Alcohol

Alcohol: Facts, Addiction, and Effects

Alcohol is the hallucinogenic element that is present in beer, spirits, and wine. It is a sedative, which means that when it influences the brain, it decelerates the body’s systems.

Fast facts about alcohol

  • Pure alcohol is a flammable, odorless, and colorless liquid.
  • Grains and fruits are the foods most usually used foods to manufacture alcohol.
  • It comes in the most prominent abused drug by youngsters in the U.S.
  • It is strong enough that only one drink per hour can be oxidized.
  • It is known to be injurious to developing brains, from infancy to adolescence.
  • No amount of alcohol intake can be considered harmless during pregnancy.
  • Together with other medications, whether prescribed or over-the-counter (OTC) It is always deadly.

Long-term effects

Alcohol is responsible for injury-related health conditions and over 200 diseases including addiction and dependence, cancers, liver cirrhosis, and accidental injuries such as assaults, falls, burns, motor vehicle accidents, and drowning.

Addiction

Around 88,000 people in the U.S die from causes associated with alcoholism every year. This makes it the third most important preventable cause of death.

Long-term alcohol abuse is linked with the following health issues:

Drinking too much alcohol frequently can lead to:

  • liver disease
  • depression
  • pancreatitis
  • damage to the heart muscle, or cardiomyopathy
  • other cardiovascular complications
  • stomach ulcers
  • peripheral neuropathy
  • cancer
  • osteoporosis
  • immune system dysfunction
  • brain and nerve damage
  • mental health issues such as anxiety
  • vitamin deficiencies

It affects almost all bodily systems, so due to it, health problems can occur throughout the body.

Research demonstrates that women who use more than is recommended daily tend to have nerve damage, cardiomyopathy, and liver disease after a few years than men for the same drinking.

If a woman drinks it during pregnancy, this can result in fetal alcohol syndrome (FAS) in the newborn.

The symptoms in the child can be similar to those of ADHD.

Addiction and withdrawal

If a person drinks large amounts of alcohol habitually, their tolerance can enhance, and the body needs more alcohol to achieve the preferred effect.

As the body adjusts to the existence of the drug, addiction and dependency can result.
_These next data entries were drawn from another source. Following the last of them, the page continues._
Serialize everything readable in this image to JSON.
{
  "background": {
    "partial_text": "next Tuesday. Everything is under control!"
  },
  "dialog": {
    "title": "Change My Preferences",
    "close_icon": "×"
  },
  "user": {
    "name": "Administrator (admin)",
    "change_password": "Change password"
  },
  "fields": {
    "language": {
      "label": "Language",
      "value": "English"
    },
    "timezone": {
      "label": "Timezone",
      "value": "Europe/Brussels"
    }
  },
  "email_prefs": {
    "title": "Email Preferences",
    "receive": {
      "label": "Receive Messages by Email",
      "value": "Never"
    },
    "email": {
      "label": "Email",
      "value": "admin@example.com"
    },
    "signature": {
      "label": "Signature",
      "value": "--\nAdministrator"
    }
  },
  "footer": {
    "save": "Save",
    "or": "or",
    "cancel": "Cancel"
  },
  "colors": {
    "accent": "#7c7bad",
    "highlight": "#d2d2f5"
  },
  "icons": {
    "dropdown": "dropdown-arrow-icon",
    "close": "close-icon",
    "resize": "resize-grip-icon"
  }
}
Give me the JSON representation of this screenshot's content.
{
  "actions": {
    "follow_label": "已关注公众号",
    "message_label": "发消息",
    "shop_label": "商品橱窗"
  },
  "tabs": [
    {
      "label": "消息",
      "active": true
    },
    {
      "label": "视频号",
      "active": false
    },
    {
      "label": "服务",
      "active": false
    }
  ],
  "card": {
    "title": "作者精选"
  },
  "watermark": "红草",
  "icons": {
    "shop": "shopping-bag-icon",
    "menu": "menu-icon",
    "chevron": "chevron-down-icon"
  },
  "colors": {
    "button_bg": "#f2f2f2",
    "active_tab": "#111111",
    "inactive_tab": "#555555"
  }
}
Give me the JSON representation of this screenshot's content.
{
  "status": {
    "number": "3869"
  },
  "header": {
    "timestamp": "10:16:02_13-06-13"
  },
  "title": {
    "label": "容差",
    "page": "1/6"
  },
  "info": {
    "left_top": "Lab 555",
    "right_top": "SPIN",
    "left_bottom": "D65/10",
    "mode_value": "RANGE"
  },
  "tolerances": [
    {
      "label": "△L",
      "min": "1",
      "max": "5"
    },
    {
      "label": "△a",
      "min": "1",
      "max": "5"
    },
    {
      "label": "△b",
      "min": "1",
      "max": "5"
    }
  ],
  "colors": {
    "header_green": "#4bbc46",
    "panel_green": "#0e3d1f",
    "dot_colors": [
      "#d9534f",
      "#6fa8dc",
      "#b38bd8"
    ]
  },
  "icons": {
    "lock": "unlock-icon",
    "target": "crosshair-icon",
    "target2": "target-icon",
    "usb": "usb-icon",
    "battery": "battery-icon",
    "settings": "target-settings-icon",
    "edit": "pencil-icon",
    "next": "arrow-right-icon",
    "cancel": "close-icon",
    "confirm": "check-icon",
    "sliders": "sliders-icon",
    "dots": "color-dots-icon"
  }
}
If drinking stops suddenly, the person may face withdrawal symptoms.

Alcohol addiction is a condition characterized by a tough craving for it, and constant use despite a negative influence on health, ability to work, and interpersonal relationships.

Symptoms of withdrawal mostly appear between 4 and 72 hours after reducing intake or after the last drink. They may be greatest at about 48 hours and last up to five days.

They may include:

  • anxiety
  • mild tremors
  • insomnia
  • depressed mood

Many addicts will take a drink to control the discomfort of withdrawal.

Alcohol

In more difficult cases, the person may have “the DTs”, or Delirium tremens.

This condition involves:

  • changes in mental status or hallucinations
  • confusion
  • body tremors (shaking)
  • extreme sleepiness
  • seizures that can result in death

Delirium tremens are a medical disaster.

Treatment:

Anyone with alcohol dependence who desires to leave drinking should search for professional medical care or a drug treatment center focusing on safe alcohol detoxification.